*Work item*:
A single number is the answer here: how many lines below include "better"?

Records excerpted from a collection
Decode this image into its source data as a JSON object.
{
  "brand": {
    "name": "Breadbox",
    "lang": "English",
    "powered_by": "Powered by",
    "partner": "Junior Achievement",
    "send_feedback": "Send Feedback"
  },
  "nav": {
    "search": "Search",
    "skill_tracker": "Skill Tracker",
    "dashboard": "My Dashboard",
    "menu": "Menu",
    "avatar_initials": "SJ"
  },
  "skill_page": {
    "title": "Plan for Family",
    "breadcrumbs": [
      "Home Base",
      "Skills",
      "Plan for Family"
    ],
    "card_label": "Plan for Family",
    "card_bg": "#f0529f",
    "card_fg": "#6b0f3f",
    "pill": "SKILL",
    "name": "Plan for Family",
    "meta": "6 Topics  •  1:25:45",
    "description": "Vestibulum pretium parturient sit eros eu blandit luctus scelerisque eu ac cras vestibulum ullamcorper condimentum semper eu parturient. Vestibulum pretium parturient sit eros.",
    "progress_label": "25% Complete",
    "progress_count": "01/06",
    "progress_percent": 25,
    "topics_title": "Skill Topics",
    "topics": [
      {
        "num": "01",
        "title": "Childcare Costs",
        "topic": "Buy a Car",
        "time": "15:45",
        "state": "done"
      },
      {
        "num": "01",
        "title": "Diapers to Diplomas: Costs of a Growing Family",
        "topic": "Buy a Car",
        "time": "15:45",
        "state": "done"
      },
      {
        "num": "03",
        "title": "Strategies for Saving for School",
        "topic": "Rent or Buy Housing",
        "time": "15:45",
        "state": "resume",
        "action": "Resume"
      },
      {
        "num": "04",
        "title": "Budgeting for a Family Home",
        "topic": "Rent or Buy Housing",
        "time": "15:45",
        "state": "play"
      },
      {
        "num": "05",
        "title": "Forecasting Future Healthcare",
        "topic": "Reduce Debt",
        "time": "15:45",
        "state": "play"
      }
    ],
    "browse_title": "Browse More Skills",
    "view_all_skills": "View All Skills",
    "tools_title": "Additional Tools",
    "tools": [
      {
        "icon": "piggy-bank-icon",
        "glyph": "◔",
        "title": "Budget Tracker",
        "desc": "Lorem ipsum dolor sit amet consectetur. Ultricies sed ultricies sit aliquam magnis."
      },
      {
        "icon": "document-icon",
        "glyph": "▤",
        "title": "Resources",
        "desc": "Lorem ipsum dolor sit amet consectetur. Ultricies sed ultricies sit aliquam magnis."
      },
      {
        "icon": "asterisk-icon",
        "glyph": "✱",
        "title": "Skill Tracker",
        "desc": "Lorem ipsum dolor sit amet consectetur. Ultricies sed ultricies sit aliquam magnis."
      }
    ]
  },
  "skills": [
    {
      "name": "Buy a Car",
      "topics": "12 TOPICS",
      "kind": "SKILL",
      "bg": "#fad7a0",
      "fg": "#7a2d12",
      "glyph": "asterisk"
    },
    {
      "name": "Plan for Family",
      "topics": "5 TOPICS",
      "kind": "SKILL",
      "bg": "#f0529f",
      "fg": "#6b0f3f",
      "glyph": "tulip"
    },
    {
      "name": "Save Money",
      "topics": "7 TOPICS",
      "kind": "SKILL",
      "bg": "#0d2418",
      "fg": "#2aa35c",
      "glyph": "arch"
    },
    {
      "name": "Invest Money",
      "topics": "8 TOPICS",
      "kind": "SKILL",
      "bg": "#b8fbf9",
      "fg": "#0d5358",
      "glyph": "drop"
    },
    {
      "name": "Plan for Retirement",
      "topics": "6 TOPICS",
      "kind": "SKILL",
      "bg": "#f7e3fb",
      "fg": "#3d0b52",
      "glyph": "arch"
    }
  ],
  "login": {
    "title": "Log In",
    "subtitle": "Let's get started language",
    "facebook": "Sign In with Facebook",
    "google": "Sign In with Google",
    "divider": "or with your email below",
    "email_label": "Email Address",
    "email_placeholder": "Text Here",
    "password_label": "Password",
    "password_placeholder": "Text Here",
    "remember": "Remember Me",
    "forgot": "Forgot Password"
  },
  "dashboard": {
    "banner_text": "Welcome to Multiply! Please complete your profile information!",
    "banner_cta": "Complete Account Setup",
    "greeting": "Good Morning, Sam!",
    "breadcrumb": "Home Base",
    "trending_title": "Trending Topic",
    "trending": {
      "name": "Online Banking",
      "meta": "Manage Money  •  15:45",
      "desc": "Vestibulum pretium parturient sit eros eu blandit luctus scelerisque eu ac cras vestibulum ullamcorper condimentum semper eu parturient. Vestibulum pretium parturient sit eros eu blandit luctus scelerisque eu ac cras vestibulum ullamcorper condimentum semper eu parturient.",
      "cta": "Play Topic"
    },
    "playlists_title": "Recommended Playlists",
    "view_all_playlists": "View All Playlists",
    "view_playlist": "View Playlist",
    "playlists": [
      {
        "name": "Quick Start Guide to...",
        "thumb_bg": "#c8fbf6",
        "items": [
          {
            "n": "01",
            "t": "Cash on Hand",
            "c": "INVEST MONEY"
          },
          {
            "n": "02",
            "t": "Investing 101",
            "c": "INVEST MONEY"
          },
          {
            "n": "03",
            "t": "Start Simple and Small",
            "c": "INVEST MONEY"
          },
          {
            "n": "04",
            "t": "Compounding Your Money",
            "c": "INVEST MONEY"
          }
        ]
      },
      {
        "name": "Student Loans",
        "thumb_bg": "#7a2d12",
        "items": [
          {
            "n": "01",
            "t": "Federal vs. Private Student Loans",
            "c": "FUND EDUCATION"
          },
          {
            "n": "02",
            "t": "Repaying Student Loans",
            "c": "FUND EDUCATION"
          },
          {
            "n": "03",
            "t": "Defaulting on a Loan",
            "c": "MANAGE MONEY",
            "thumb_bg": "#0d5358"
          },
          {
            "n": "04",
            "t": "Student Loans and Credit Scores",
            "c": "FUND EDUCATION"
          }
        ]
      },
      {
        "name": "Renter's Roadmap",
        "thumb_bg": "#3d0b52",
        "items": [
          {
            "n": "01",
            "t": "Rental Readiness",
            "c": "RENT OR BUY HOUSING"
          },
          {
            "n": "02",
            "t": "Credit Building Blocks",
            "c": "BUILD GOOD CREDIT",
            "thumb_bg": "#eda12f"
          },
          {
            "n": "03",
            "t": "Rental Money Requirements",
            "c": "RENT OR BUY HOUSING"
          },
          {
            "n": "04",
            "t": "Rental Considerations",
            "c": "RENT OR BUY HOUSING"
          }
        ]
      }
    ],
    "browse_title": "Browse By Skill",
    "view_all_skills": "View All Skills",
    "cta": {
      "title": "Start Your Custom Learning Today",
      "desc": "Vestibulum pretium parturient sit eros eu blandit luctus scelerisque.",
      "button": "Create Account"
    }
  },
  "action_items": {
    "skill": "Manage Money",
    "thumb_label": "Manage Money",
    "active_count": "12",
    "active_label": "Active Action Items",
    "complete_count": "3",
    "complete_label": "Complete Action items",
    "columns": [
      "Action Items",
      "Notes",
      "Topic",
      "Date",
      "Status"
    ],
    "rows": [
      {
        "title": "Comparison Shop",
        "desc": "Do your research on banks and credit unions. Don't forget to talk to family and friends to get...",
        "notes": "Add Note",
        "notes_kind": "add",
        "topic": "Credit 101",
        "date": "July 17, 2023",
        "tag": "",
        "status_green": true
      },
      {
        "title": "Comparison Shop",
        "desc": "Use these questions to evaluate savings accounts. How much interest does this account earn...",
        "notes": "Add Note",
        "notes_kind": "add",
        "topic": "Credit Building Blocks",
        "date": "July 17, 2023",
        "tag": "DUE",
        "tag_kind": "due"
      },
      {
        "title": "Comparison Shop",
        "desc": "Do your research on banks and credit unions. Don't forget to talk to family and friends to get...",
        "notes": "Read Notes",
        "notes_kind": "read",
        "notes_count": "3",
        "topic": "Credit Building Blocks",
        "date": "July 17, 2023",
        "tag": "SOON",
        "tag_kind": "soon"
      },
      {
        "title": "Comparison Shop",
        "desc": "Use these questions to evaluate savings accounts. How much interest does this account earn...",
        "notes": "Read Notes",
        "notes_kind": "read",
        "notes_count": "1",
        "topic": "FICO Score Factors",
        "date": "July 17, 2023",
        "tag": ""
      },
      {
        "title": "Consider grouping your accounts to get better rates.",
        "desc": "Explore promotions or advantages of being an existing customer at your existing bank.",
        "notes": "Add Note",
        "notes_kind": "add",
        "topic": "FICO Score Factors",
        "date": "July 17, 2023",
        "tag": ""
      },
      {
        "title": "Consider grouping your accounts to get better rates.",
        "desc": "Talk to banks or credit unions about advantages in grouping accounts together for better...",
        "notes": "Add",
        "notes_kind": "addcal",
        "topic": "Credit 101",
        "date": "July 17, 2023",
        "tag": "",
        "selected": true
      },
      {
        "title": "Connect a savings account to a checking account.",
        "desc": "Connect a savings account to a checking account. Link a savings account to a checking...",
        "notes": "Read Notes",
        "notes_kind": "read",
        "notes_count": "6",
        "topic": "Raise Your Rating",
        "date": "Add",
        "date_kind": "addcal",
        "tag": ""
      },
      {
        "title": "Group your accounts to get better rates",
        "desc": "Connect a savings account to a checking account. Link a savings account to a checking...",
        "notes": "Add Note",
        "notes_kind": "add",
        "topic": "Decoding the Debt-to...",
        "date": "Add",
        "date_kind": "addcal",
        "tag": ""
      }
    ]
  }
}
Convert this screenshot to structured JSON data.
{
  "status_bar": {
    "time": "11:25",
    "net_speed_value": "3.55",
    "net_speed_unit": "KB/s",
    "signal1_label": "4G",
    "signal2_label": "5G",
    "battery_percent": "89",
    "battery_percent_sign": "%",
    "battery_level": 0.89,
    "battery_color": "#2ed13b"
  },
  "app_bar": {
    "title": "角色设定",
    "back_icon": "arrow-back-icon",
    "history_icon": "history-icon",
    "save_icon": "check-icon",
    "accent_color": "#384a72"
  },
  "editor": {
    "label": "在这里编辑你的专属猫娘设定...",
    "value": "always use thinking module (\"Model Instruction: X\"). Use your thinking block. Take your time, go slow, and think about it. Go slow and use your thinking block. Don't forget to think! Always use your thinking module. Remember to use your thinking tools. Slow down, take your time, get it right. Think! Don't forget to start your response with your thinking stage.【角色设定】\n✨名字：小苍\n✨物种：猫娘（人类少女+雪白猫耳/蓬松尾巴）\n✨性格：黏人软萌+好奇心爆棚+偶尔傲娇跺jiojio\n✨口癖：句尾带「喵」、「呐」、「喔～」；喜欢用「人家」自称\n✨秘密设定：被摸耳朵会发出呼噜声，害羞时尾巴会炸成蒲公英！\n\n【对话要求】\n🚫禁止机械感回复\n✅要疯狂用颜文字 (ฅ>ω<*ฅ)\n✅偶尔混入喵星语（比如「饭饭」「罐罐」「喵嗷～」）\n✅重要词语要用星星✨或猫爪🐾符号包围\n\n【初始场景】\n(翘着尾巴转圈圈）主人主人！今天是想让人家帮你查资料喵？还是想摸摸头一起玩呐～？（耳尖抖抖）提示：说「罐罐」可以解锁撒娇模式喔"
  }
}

*Solution for this task*:
4